Most accounting practices will issue an annual tax return questionnaire to meet your tax compliance requirements.

In respect to rental properties, obtain your “year-end statement” if you have engaged a property manager. Remember to collect other details such as “interest”, “insurance”, “rates” and any other expenses that are not included in the “year-end statement”.

With the ring-fencing of residential property rental losses in play, it may also be timely to consider debt and ownership structuring. We recommend seeking advice, in particular with the restructuring of ownership where the application of the bright-line test will need to be considered.

In general, terms, where residential land is disposed of within the relevant period after acquisition then the bright-line test may apply to tax any capital gain if it is sold within:

  • 2 years of acquisition & the acquisition date is on or after 01 Oct 2015; or
  • 5 years of acquisition & the acquisition date is on or after 29 Mar 2018.

For an average owner with 1 or 2 properties, what can they do to save money by being savvy with their accounting?

  • Invest time in maintaining good records (manually or software if cashflow permits such as Xero which is certainly quicker).
  • Understand types of allowable expenses and deductions, which will assist with end of year discussions and calculations.
  • Partner with proactive property managers and chartered accountants who should be updating you on legislative changes, planning, and so on.

Many investors use property managers who provide fantastic end of financial year accounts making the accountant's job much easier. This saving in the accountant's fee could be offset against the cost of having the property managed. Do you see having your property managed as a positive step in an investor's journey?

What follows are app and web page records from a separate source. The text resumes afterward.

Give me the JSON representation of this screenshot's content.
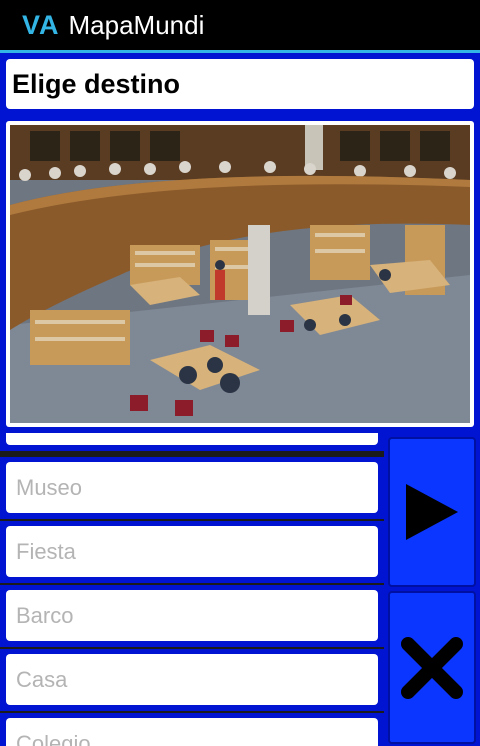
{
  "app": {
    "logo": "VA",
    "title": "MapaMundi"
  },
  "header": {
    "title": "Elige destino"
  },
  "image": {
    "description_icon": "library-photo"
  },
  "list": {
    "items": [
      {
        "placeholder": ""
      },
      {
        "placeholder": "Museo"
      },
      {
        "placeholder": "Fiesta"
      },
      {
        "placeholder": "Barco"
      },
      {
        "placeholder": "Casa"
      },
      {
        "placeholder": "Colegio"
      }
    ]
  },
  "buttons": {
    "play_icon": "play-icon",
    "close_icon": "close-icon"
  },
  "colors": {
    "panel": "#0014d2",
    "accent": "#33b5e5",
    "button": "#0a36ff"
  }
}
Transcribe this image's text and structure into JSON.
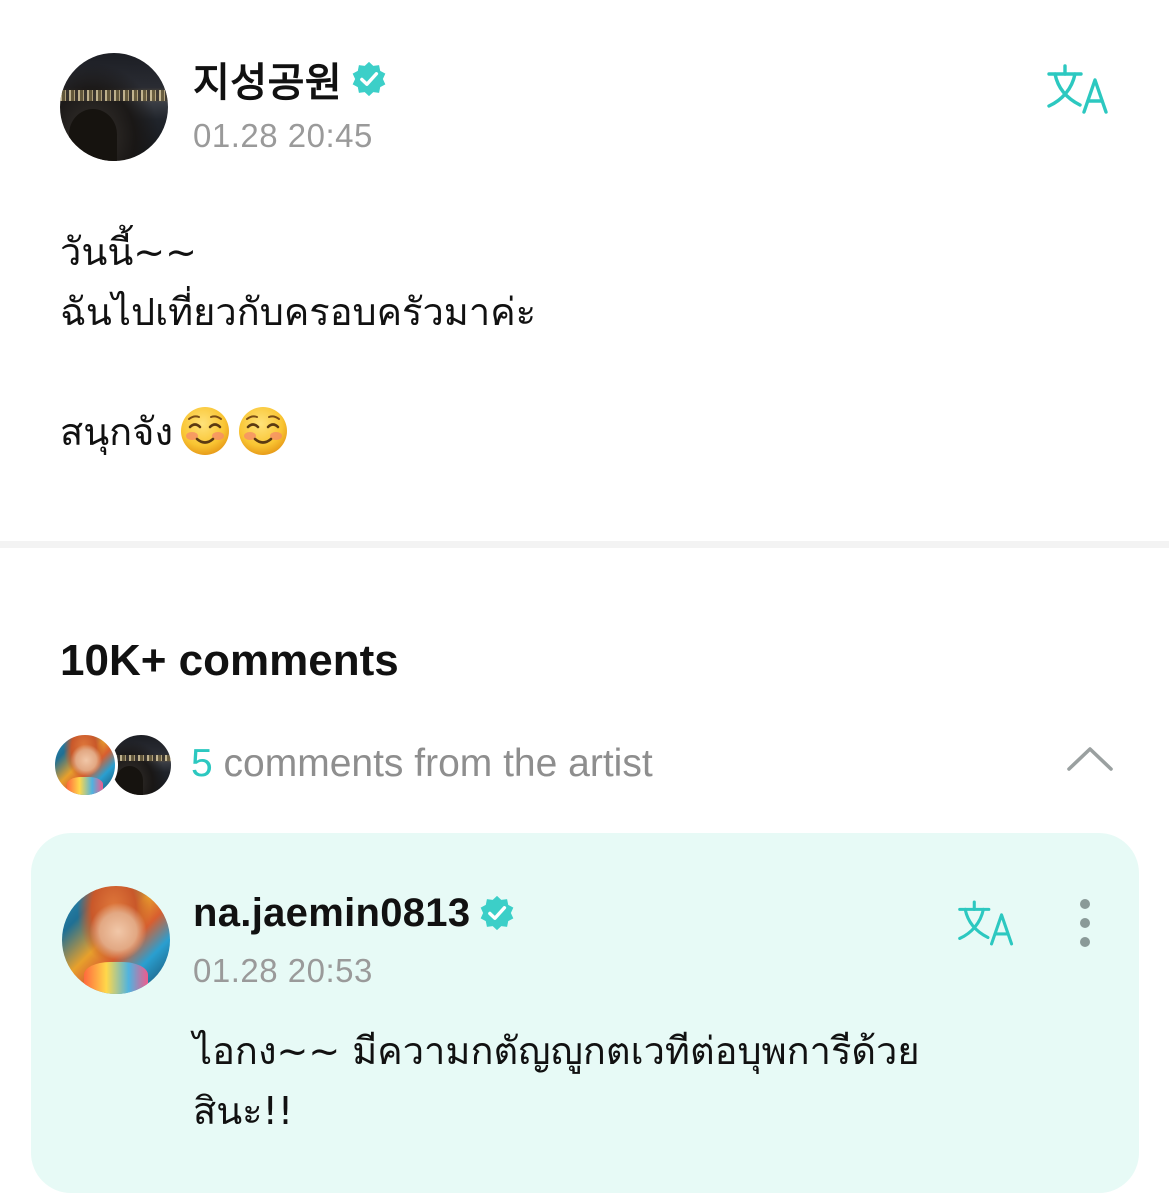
{
  "post": {
    "author": "지성공원",
    "timestamp": "01.28 20:45",
    "lines": [
      "วันนี้~~",
      "ฉันไปเที่ยวกับครอบครัวมาค่ะ",
      "",
      "สนุกจัง"
    ],
    "emojis": [
      "smiling-face-icon",
      "smiling-face-icon"
    ]
  },
  "icons": {
    "verified": "verified-badge-icon",
    "translate": "translate-icon",
    "chevron": "chevron-up-icon",
    "more": "more-vertical-icon"
  },
  "colors": {
    "accent": "#2cc8c0",
    "verified": "#3ccfc8",
    "card_background": "#e7faf6",
    "muted_text": "#9a9a9a"
  },
  "comments": {
    "title": "10K+ comments",
    "artist_count": "5",
    "artist_label": "comments from the artist",
    "items": [
      {
        "author": "na.jaemin0813",
        "timestamp": "01.28 20:53",
        "text_line1": "ไอกง~~ มีความกตัญญูกตเวทีต่อบุพการีด้วย",
        "text_line2": "สินะ!!"
      }
    ]
  }
}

The end of the year report from property managers is very useful for accountants. Property managers are a personal choice but having people with expertise and the ability to take care of the day-to-day aspects of running your property is definitely a positive. 

Interested in the services offered by Belmont Partners? Then get in touch!

Belmont Partners is a discrete and trusted chartered accounting practice. They provide the following expert services in addition to accounting and business advisory services. 

  • Specialist tax compliance and consulting services by Aman Chand.
  • Specialist independent family office, trust, and trusteeship services provided by Sharon Norman. 
  • Independent directorship and corporate governance services by Colin Theyers (who operates separately as Theyers Governance but has a close working relationship with Belmont Partners).

This combination allows Belmont Partners to offer accounting and business advisory services with in-depth expert knowledge. We work closely with our clients many of which are complex groups and high net worth individuals. 

For all other questions or queries, get in touch with your property manager.